Last month, the Berkeley City Council proposed that the city should regulate dental amalgam in order to protect its citizens. They entertained several proposals about how much dental amalgam should be limited, but have not yet decided on which proposal they will pursue.
Why Berkeley Is Acting Now
Although there have long been concerns that mercury exposure from dental amalgam fillings could lead to serious health problems, evidence has been conflicting up to this point. Although there are alarming facts–such as newborn children of mothers with amalgam fillings show mercury levels consistent with neurological damage–there has been little direct evidence that people are harmed by mercury amalgam fillings.
However, in 2012, researchers did a careful analysis of a large dataset of children in Portugal, showing that for boys 8-12 with a particular chromosome, there was definite evidence of neurobehavioral effects. This type of evidence seems to have pushed a teetering public over the edge on mercury amalgam fillings, and they are now seeking to set limits on the dangerous material.
The California Dental Association (CDA) has come out against the measure. The CDA has long maintained that mercury amalgam fillings are safe and that they give patients an affordable and durable filling option. The CDA wants to stop the measure in the name of patient choice, and point out that there are few studies that demonstrate a convincing connection between mercury amalgam filling and health problems.
Berkeley would not be the first California city to “ban” amalgam fillings. The first city to do so was Costa Mesa, just up the road. After passing its resolution, Costa Mesa shared the text of the resolution with other Orange County cities and encouraged them to pass similar resolutions, but the CDA opposed this. However, it seems that Berkeley may be looking to draft a resolution with greater force than Costa Mesa’s nonbinding one.
Many Reasons to Avoid Metal Amalgam
Although debate still rages about the safety of metal amalgam fillings, there’s one thing that everyone can agree about: metal amalgam fillings are unattractive. They begin as a silver colored filling, which means they are highly visible. Then they darken with time, often turning completely black and looking as bad as the cavities they are intended to cover.
At Rice Dentistry, we don’t use metal amalgam fillings.
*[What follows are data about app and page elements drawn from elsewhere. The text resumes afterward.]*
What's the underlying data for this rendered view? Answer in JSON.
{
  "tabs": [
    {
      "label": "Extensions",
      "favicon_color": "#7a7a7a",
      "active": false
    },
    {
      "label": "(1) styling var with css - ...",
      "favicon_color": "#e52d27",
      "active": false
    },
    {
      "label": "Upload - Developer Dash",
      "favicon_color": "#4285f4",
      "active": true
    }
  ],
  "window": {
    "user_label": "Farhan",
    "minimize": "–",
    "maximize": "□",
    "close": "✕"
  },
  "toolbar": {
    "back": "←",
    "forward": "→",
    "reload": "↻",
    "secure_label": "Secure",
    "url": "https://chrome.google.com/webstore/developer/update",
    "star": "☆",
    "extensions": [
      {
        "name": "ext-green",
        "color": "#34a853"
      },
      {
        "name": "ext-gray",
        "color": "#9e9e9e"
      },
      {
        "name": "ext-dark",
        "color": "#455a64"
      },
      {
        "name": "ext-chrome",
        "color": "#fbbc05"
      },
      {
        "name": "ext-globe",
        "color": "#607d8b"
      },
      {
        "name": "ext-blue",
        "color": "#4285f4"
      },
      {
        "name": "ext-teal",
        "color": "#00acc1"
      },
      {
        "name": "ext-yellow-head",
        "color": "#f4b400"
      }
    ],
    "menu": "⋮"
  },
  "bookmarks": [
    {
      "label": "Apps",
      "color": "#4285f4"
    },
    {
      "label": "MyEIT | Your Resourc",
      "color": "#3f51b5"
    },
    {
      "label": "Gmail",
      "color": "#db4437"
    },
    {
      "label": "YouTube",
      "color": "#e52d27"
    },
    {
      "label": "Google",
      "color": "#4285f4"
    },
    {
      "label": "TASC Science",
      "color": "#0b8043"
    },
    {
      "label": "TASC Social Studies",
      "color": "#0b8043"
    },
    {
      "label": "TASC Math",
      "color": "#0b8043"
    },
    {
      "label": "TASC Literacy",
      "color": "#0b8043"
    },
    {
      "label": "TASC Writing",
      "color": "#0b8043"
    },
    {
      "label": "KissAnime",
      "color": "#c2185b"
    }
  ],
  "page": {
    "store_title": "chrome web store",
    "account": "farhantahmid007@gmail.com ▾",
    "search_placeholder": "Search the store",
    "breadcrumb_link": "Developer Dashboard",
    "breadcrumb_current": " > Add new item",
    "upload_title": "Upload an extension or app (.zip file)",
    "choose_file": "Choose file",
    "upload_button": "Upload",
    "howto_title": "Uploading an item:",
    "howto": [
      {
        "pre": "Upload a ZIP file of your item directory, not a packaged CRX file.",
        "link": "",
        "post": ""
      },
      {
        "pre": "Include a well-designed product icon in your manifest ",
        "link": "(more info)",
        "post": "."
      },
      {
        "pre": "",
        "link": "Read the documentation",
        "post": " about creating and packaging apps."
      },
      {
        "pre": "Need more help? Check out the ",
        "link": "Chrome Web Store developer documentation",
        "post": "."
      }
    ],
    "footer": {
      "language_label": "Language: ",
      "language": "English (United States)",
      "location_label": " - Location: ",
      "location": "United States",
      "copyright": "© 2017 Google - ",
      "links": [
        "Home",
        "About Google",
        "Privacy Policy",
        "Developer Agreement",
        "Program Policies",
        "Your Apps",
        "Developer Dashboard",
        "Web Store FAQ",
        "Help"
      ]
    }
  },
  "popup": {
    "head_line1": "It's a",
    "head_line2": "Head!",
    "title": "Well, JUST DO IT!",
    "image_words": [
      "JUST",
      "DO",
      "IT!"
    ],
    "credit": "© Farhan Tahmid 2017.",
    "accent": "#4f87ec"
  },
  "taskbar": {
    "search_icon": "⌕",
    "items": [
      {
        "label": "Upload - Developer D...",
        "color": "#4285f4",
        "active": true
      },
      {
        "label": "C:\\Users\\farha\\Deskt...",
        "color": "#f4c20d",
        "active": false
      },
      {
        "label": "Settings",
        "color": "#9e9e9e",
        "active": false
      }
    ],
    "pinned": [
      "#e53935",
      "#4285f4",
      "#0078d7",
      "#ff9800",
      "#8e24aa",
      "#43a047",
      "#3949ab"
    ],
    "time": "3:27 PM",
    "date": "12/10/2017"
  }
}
We use highly aesthetic composite resin fillings or durable and attractive ceramic inlays and onlays. We can use these for new fillings or use them to